By David Browne
Updated December 31, 2000 at 05:00 AM EST
Dogg: Caroline Torem-Craig/LFI

Befitting these roller coaster times, the hip hop world more than ever feels like the stock market. Master P’s once indomitable stock is down, while Dr. Dre’s slumping portfolio is now soaring on a huge point gain, thanks to his protégé Eminem — and Dre’s glaringly cynical reembrace of the hardcore style he’d once so bluntly denounced.

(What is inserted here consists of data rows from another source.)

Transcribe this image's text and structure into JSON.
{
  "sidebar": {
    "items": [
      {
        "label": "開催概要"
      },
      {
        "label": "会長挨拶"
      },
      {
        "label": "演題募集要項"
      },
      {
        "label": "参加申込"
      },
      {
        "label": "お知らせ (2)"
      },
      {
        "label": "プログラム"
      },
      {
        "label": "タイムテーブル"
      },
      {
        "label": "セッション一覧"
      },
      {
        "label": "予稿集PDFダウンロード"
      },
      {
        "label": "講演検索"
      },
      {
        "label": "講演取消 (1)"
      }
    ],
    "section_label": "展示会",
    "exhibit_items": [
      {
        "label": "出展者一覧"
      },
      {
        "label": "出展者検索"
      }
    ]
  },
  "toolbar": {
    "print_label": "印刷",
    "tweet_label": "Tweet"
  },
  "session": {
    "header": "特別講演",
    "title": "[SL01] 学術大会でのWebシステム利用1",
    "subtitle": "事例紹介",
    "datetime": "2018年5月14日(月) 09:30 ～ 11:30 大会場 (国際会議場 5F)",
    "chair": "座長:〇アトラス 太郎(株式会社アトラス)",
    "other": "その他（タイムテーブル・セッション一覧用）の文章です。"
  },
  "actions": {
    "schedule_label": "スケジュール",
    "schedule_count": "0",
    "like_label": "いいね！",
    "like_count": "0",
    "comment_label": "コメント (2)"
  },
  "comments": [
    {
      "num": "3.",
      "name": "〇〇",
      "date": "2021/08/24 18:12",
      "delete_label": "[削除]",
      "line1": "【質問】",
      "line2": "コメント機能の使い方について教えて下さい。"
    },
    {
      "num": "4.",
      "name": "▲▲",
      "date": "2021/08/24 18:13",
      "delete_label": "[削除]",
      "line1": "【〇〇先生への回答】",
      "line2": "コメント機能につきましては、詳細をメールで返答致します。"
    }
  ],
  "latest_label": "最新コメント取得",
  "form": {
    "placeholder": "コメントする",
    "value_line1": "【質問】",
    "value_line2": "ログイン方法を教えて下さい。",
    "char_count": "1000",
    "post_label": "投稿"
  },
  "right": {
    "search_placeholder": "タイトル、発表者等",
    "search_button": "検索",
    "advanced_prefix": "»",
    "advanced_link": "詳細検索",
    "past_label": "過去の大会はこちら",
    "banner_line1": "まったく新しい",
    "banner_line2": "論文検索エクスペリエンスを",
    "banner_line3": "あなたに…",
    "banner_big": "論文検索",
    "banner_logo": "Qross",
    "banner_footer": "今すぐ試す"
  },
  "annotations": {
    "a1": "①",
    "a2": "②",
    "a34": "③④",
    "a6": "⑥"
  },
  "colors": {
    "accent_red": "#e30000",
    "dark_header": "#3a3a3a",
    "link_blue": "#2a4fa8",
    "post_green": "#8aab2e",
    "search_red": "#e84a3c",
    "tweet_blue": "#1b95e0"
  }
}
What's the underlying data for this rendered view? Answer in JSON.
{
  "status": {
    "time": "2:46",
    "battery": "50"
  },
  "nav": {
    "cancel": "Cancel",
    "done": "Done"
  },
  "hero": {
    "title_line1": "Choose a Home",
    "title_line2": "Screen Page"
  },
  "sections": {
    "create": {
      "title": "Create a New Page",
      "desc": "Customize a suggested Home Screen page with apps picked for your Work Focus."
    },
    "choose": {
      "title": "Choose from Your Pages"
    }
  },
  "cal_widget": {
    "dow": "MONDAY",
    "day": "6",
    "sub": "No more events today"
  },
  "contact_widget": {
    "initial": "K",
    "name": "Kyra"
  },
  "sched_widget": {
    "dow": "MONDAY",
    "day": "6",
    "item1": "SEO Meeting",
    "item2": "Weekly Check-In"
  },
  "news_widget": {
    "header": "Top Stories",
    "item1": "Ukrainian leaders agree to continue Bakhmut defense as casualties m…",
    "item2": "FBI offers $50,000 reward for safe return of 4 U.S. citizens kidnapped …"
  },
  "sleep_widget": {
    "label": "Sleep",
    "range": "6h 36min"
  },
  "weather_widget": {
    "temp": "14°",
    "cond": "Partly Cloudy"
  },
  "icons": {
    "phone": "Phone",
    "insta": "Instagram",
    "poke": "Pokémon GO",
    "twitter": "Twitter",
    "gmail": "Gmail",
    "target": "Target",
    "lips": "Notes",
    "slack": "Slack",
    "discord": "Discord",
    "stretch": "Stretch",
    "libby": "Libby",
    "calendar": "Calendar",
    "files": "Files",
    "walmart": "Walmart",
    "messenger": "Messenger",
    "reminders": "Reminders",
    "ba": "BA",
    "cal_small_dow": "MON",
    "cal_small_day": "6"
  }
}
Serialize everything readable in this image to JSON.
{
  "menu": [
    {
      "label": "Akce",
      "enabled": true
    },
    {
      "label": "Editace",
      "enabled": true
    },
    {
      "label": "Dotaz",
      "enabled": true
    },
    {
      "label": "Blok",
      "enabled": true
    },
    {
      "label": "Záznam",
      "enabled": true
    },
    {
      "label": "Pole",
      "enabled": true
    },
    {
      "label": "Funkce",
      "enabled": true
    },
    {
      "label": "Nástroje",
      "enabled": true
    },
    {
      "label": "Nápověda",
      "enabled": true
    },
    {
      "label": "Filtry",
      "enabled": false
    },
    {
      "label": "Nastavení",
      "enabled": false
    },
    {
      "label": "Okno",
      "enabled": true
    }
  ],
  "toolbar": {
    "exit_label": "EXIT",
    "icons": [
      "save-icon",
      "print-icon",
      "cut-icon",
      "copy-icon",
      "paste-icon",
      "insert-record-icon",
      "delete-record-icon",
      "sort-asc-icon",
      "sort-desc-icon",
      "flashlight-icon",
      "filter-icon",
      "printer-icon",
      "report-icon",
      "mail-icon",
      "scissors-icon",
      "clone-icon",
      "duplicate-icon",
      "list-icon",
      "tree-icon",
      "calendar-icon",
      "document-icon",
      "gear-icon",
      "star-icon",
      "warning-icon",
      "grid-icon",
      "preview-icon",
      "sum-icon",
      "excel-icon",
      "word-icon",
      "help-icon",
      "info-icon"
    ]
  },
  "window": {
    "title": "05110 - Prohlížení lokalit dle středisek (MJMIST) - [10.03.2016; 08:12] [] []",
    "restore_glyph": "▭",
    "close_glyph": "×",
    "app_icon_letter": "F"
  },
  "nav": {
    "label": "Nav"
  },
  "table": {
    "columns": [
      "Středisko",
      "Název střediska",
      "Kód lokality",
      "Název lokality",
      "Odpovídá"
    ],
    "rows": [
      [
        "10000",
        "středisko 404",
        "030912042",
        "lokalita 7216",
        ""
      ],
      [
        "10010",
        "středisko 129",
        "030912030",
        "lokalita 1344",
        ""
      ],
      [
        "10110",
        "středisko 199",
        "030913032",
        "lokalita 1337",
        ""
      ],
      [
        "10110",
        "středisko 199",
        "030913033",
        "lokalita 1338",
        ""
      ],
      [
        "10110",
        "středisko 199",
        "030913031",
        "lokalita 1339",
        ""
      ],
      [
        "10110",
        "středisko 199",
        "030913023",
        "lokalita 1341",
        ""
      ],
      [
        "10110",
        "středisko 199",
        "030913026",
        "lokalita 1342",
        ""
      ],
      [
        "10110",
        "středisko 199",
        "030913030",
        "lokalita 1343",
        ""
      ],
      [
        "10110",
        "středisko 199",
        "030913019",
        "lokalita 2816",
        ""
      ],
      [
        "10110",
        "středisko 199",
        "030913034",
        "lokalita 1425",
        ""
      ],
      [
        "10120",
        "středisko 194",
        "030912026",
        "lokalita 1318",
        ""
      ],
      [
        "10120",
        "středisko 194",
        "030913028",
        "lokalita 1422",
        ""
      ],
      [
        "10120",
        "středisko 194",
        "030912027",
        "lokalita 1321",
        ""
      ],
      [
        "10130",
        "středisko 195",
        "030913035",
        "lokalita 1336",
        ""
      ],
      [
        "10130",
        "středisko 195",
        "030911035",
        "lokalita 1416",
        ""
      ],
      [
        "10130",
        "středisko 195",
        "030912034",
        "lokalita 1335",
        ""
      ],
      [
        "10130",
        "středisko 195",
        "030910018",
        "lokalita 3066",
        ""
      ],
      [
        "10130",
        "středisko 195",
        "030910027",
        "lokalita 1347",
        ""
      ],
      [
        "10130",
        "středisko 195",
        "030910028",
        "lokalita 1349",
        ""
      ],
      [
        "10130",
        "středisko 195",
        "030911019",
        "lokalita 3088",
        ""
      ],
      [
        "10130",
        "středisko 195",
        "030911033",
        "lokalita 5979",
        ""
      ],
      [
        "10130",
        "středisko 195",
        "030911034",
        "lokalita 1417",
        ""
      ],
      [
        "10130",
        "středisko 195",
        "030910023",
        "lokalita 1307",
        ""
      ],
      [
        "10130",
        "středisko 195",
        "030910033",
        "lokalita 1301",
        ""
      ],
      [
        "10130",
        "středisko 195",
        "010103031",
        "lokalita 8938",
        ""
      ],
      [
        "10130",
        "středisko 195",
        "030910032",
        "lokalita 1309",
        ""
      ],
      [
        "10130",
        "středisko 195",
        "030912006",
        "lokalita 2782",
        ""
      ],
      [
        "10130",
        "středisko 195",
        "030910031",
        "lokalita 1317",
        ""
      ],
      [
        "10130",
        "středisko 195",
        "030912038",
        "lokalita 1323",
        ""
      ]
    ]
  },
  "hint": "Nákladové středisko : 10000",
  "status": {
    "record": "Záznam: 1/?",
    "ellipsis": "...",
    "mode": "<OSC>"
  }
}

Eminem isn’t the only one Dre should thank for his commercial revitalization. The producer auteur also received a boost from his renewed collaboration with onetime partner in rhyme Snoop Dogg, who’s recently emerged from a rut of his own to become the hardest working — and most in demand — guest in show business. At 28, Snoop is a patriarch, revered for the icy calm, pot hazy nonchalance of his delivery. He and Dre reunited in 1999 on Snoop’s ”No Limit Top Dogg” and have joined forces again on Snoop’s latest, Tha Last Meal, on which his lilting, instantly recognizable voice — that vaguely sinister singsong — still floats above and around the beats.

Alas, Snoop uses that voice to impart alarmingly few words of wisdom. Its 19 tracks all amount to variations on his one theme: His name is Snoop, he loves weed and raw sex, and he doesn’t trust anybody, male or female. The song titles — ”Leave Me Alone,” ”Go Away” — say as much as the lyrics, while ”Snoop Dogg (What’s My Name Pt. 2)” and ”Hennesey N Buddah” are weak retreads of early hits. On ”Loosen’ Control,” he actually feels vulnerable after a breakup, then snaps out of it and denounces the woman as a bitch.

The beats — laid down by producers from Dre and Timbaland to Dre protégé Battle Cat — range from indestructible (”Issues” and ”Ready 2 Ryde,” Snoop’s duet with Eve) to negligible (too many of the rest). Like everything he’s done since 1993’s ”Doggystyle,” ”Tha Last Meal,” starting with its tacky cartoon cover art, feels cut rate — yet another minor album from a major talent.